Researchers presented the case of a patient who had persistent heart failure, leading to a diagnosis of cardiac amyloidosis (ATTR-CM).

The report was published in Cureus.

ATTR-CM is a severe form of restrictive cardiomyopathy and can be categorized as either light-chain or wild-type (ATTR). Patients with ATTR amyloidosis may present with symptoms of heart failure, such as dyspnea, arrhythmia, and lower extremity edema. This case report demonstrates the importance of routine surveillance of ATTR amyloidosis among patients with persistent heart failure despite optimized medical therapy. 

A 72-year-old woman with existing heart failure (ejection fraction, 56%) presented with dyspnea and worsening lower limb edema. Earlier in the year, she was admitted for congestive heart failure exacerbation; upon discharge, she still had residual edema and shortness of breath. 

Upon her latest presentation, the patient was found to have atrial fibrillation that converted spontaneously to normal sinus rhythm. She was tachycardic with bilateral crackles and 3+ lower limb pitting edema (up to the sacrum). Laboratory investigations revealed elevated brain natriuretic peptide (21,000 pg/mL) and troponin (199 ng/mL). She was started on 3 liters of oxygen and 80 mg of intravenous furosemide twice daily. 

Read more about ATTR-CM etiology 

Because the patient was not responding well to medical therapy, her physicians performed a right heart catheterization, revealing mildly elevated right atrial pressure.
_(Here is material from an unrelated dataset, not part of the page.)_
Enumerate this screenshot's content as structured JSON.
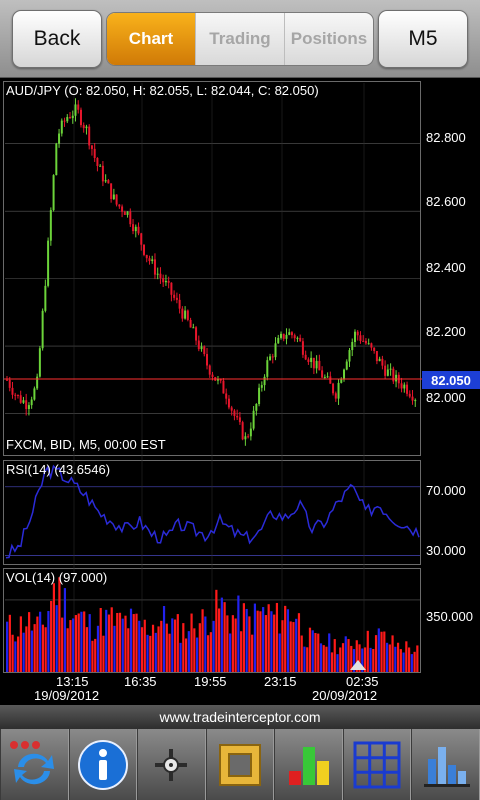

Cardiac magnetic resonance imaging demonstrated a left ventricular ejection fraction of 52%, increased wall thickness, and evidence of infiltrative disease. 

A bone scintigraphy scan was inconclusive for ATTR, but an endomyocardial biopsy provided more evidence. The patient was therefore started on tafamidis, which was well-tolerated. Nevertheless, she was expected to have a poor prognosis (survival of less than 1 year). 

This case study demonstrates how further investigations are often warranted for patients with refractory heart failure. In the case of this patient, investigations upon worsening heart failure revealed a diagnosis of ATTR-CM. 

“Unfortunately, patients who have ATTR amyloidosis have a poor prognosis; however, with the development of new clinical drugs on the horizon, such as the FDA-approved medication, tafamidis, there is hope for a better prognosis in the future,” the authors wrote. 


Maraj D, Ramanan S, Patel PM, Memon M, Hawes E. Persistent heart failure despite medical therapy leading to a diagnosis of cardiac amyloidosis. Cureus. Published online August 15, 2023. doi:10.7759/cureus.43547